Trade mark owner of PROTOX is all frowns after court decision: What happens if you think someone has copied your trade mark?
In Australia, the test for trade mark infringement is whether the use of a mark by another person is likely to deceive or cause confusion among consumers in relation to the origin of the goods or services.
This is determined by considering the similarity of the marks, the similarity of the goods or services, and the likelihood of confusion arising from the use of the marks in the marketplace.
There are a number of tests and one of them focuses on the perception of an ordinary consumer who is assumed to have imperfect recollection of the two trade marks, particularly when it comes to fast moving consumer goods.
If there is a likelihood of confusion, the use of the mark by the other person may be considered infringing. Let’s take a look at how this applies in practise with a recent case.
PROTOX Vs. BOTOX – are they too similar as trade marks?
‘PROTOX’, a skincare product advertised as an injection-free solution to ‘prolong the look of Botox®’, and. ‘Inhibox’, a skincare product advertised to be an ‘instant Botox® alternative.

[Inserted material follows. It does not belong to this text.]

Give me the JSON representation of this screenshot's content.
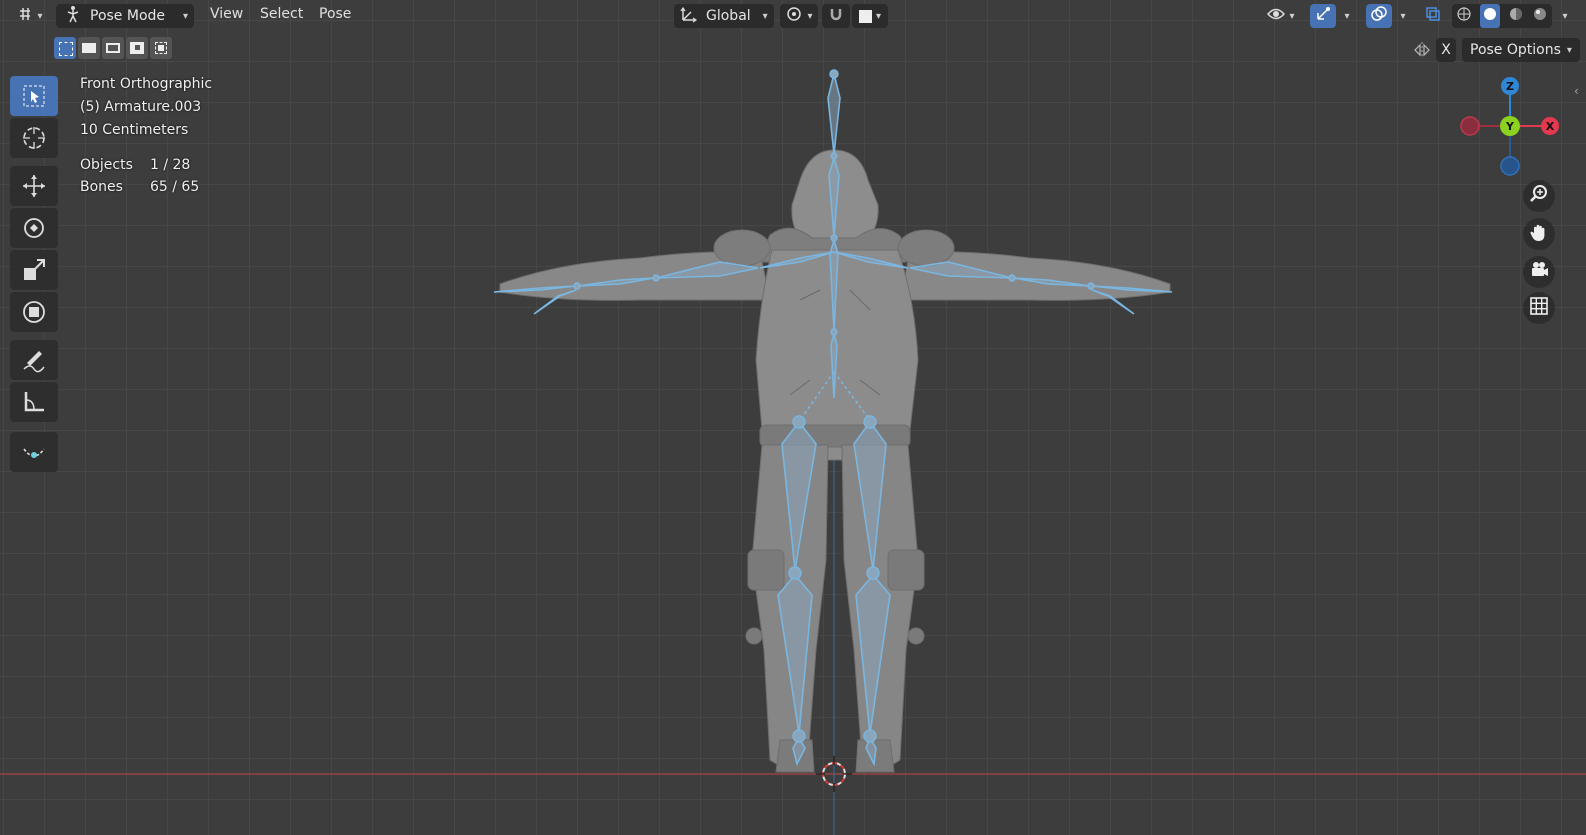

Both PROTOX and BOTOX are injectable neurotoxins used to temporarily paralyse muscles and reduce the appearance of wrinkles.
They are both used in cosmetic procedures, such as to treat crow’s feet, forehead lines, and frown lines. However, there are some differences between the two brands.
BOTOX is approved by the Therapeutic Goods Administration (TGA) for cosmetic and medical uses and it is the most popular non-surgical cosmetic treatment worldwide, used to treat some medical conditions as well.
On the other hand, PROTOX has been marketed as an alternative to BOTOX, and it’s a newer brand, with claims of faster onset and longer-lasting results.
Trade Mark Dispute
The legal dispute arose over the use of the PROTOX brand name in Australia due to its similarity to BOTOX and the potential for confusion among consumers.
What did the High Court have to say on this?
Recently, the High Court delivered its highly awaited decision in the Self Care IP Holdings Pty Ltd & Anor v Allergan Australia Pty Ltd & Anor .
The decision was that PROTOX and BOTOX trade marks are not deceptively similar even though both are for anti-wrinkle products.
This decision overruled the earlier Full Federal Court view.
The BOTOX Trade Mark
The High Court unanimously that the use of the words “instant Botox® alternative” or the word PROTOX did not infringe the trade mark BOTOX.
The court found that the phrase “instant Botox® alternative” was not used as a trade mark but in a descriptive manner. The Court also found that PROTOX was not deceptively similar to the BOTOX mark.
The fact that BOTOX has a huge reputation did not have any bearing on the court’s decision. What mattered was weather they were confusingly similar.
Tips for Trade Mark Owners:
Here are some things to keep in mind if you own a trade mark:
- Register your trade mark: This High Court decision confirms that registered trade marks have a lot of power, even if there is no actual confusion. So, it’s important to register your trade mark to protect it from infringement.
- Don’t rely on reputation alone: As that won’t be enough to prove trade mark infringement. So, make sure you have other evidence to support your claim.
- Understand the difference between trade mark infringement and other claims: It’s important to remember that trade mark infringement is different from claims under the Australian Consumer Law for misleading or deceptive conduct or passing off.
- If you think that your trade mark has been copied: seek the advice of a lawyer as the tests are very particular under the law and the cases have an influence on how those case a are interpreted.
Please note the above article is general in nature and does not constitute legal advice.
This article was written by Sharon Givoni, Principal Solicitor at the law firm Sharon Givoni Consulting (https://www.sharongivoni.com.au/). We do a lot of work in the area of interior design and understand the industry.
Please email us firstname.lastname@example.org if you need legal advice about your brand or another legal matter in this area generally.